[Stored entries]
════

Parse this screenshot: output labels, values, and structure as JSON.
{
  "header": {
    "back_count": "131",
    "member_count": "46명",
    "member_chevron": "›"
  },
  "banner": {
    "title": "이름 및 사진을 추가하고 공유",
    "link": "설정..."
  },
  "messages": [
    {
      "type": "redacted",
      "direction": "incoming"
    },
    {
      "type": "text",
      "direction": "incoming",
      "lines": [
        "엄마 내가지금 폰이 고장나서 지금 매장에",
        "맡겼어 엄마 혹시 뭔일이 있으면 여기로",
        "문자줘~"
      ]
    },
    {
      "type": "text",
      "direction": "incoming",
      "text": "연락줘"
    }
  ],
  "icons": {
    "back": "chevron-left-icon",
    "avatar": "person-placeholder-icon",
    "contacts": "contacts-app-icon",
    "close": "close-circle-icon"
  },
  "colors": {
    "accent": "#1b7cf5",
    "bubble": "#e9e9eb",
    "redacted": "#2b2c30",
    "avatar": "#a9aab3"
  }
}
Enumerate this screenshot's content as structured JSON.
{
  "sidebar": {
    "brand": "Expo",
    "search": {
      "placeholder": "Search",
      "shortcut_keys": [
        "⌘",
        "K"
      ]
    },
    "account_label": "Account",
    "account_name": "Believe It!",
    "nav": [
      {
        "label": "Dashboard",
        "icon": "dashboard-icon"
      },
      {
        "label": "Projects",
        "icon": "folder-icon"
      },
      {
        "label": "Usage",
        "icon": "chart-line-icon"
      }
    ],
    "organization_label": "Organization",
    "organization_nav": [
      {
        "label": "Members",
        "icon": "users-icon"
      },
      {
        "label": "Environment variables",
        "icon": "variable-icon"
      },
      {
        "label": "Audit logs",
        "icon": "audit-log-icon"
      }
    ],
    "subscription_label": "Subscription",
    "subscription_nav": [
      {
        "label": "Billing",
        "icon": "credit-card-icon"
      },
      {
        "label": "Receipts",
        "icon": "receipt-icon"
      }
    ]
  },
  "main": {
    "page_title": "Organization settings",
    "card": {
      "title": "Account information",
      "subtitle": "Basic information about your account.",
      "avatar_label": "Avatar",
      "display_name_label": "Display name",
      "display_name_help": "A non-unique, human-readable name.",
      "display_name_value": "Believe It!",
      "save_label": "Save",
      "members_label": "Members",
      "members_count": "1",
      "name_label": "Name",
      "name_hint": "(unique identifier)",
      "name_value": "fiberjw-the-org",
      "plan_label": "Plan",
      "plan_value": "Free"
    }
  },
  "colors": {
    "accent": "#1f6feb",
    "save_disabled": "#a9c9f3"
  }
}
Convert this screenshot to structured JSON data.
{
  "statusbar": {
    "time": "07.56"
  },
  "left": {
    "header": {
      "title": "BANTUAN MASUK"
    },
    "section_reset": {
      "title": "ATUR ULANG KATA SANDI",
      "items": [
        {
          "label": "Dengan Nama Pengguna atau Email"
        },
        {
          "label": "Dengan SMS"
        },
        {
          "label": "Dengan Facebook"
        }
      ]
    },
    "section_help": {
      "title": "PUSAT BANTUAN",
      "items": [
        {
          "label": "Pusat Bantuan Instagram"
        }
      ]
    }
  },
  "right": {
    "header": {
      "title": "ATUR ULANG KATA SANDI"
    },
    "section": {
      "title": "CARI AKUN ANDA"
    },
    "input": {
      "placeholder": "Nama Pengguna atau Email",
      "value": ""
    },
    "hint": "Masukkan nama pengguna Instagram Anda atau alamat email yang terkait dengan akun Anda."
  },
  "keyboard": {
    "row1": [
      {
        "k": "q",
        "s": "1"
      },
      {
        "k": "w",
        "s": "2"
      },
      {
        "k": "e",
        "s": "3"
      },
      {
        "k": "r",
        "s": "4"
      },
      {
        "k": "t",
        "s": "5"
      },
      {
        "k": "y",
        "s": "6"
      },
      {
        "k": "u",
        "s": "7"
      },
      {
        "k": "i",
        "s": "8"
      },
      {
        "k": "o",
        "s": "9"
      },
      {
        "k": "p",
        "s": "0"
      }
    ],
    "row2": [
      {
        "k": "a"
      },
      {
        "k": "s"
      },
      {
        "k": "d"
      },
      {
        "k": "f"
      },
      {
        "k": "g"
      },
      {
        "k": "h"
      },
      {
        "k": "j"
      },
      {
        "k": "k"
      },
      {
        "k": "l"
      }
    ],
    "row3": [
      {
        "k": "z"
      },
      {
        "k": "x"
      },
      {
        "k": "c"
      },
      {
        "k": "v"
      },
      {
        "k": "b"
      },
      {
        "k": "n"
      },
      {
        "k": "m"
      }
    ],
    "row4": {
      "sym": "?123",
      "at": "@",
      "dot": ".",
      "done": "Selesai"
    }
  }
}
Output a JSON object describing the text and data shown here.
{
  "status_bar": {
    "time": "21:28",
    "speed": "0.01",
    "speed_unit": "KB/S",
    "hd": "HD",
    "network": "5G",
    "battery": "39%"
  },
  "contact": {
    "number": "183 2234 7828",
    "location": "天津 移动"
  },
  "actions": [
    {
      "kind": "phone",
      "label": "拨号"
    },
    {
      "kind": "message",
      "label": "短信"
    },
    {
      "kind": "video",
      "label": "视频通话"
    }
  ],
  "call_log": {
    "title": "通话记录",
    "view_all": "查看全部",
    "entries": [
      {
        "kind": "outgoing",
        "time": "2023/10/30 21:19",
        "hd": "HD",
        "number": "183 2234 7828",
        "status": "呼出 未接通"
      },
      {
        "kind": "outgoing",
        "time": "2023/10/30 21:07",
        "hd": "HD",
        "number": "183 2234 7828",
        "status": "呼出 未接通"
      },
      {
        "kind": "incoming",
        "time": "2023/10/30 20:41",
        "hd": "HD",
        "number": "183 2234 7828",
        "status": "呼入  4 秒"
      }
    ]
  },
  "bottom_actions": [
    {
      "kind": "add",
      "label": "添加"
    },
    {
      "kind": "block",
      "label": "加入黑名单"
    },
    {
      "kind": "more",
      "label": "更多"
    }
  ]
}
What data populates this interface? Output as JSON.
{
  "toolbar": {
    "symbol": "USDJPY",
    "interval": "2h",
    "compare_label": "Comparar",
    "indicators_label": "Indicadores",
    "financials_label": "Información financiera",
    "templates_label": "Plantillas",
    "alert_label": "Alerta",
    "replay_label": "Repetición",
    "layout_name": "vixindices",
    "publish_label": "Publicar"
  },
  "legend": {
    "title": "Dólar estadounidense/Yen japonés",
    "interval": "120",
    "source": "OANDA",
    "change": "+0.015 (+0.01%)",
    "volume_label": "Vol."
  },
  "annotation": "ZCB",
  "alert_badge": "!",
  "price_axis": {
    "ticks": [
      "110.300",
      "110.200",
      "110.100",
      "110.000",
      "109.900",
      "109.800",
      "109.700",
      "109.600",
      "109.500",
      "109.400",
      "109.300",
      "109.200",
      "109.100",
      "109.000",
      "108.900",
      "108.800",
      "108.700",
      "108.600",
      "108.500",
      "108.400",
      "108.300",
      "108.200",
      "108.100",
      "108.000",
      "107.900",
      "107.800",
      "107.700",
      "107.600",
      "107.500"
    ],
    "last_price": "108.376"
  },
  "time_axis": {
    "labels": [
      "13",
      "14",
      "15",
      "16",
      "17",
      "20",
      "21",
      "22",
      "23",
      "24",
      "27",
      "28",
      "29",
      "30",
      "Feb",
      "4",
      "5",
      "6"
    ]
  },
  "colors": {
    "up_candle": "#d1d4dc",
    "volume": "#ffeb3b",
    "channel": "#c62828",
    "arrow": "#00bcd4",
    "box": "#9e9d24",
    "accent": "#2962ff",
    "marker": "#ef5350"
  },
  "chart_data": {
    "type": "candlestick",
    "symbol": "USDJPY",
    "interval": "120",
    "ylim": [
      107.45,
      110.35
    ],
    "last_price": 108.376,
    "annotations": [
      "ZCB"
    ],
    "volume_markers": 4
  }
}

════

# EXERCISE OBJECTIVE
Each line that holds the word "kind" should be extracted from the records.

# SOLUTION TO THIS EXERCISE
      "kind": "phone",
      "kind": "message",
      "kind": "video",
        "kind": "outgoing",
        "kind": "outgoing",
        "kind": "incoming",
      "kind": "add",
      "kind": "block",
      "kind": "more",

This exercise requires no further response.